- [Problem statement] Return all lines from the listing below in which the string "orient" occurs.

- [Data provided]
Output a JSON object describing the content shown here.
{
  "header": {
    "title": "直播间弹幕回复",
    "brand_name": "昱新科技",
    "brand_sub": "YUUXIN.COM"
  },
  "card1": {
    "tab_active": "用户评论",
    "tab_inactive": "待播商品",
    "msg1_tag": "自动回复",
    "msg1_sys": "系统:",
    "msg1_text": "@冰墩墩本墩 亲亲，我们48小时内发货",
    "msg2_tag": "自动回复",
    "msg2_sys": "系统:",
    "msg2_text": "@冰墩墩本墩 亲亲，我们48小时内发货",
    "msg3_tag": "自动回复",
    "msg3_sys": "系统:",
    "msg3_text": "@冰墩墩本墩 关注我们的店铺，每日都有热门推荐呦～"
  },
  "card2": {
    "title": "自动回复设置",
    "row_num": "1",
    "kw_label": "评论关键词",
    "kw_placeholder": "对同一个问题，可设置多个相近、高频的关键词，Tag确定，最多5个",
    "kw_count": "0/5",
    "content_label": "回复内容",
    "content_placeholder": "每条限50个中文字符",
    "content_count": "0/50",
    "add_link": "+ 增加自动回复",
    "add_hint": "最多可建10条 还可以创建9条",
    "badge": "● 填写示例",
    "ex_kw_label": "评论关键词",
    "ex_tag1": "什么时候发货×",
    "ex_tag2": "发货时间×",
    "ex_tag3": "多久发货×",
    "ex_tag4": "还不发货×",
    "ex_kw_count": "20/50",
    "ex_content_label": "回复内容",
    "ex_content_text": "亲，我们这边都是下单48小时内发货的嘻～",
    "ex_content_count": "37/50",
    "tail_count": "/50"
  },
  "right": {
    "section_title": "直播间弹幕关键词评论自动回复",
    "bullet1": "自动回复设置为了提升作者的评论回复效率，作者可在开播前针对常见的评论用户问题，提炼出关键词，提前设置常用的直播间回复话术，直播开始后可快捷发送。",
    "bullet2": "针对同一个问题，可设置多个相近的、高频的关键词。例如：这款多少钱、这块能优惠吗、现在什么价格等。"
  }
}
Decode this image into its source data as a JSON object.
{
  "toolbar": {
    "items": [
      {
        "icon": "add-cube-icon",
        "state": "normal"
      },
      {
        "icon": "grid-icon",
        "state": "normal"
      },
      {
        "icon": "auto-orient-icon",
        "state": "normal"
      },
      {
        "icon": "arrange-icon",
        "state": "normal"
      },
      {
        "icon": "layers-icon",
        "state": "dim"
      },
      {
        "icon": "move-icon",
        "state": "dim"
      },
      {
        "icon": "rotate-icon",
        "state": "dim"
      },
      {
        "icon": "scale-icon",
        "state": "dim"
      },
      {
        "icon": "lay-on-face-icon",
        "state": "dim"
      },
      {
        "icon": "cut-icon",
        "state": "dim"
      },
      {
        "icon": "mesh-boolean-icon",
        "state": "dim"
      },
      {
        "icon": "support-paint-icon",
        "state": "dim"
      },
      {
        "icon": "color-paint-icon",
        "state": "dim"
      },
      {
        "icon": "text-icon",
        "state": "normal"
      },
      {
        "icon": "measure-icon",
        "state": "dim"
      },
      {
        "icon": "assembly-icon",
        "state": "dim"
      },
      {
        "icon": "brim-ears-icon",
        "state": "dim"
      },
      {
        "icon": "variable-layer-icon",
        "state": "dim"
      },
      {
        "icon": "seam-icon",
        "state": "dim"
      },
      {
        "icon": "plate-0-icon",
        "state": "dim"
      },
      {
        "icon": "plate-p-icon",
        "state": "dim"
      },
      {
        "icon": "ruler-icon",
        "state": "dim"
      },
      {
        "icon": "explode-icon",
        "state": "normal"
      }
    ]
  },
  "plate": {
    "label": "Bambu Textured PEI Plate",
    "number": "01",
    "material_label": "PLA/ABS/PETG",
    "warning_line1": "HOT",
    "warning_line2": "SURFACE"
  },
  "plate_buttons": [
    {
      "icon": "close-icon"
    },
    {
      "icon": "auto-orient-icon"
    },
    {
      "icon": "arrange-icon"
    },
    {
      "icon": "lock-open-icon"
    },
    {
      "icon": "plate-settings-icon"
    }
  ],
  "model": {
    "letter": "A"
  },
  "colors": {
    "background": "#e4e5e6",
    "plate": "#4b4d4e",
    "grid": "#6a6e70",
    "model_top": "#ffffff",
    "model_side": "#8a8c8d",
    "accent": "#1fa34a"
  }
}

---

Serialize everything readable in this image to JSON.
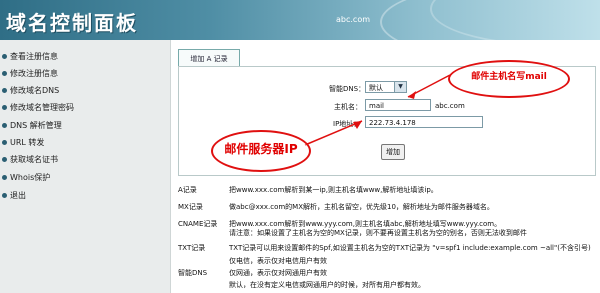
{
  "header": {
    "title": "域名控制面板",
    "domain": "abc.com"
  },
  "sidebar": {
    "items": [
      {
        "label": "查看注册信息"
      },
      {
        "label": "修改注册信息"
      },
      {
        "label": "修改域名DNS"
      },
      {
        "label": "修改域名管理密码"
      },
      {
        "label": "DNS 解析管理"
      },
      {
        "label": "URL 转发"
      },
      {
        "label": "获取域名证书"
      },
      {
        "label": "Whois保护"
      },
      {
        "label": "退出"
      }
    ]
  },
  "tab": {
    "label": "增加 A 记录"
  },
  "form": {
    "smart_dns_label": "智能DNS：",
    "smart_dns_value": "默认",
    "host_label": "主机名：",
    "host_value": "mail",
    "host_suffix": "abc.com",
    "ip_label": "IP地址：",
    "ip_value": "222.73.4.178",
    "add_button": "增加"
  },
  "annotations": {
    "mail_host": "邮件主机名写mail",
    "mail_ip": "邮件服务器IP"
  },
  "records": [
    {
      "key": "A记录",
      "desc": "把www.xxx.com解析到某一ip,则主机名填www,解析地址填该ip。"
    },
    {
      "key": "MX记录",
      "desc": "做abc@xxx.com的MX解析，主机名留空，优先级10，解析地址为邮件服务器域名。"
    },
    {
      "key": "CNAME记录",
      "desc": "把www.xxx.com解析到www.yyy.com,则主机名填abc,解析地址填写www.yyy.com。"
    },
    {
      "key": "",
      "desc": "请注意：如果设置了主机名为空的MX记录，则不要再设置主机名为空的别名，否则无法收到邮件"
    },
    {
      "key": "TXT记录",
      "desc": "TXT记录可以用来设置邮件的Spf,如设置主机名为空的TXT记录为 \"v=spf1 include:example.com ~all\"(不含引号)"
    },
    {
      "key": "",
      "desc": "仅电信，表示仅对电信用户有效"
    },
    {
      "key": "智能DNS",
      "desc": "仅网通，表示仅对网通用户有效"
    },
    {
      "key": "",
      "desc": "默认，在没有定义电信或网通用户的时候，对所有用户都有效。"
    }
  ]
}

- [Output of the task]
        "icon": "auto-orient-icon",
      "icon": "auto-orient-icon"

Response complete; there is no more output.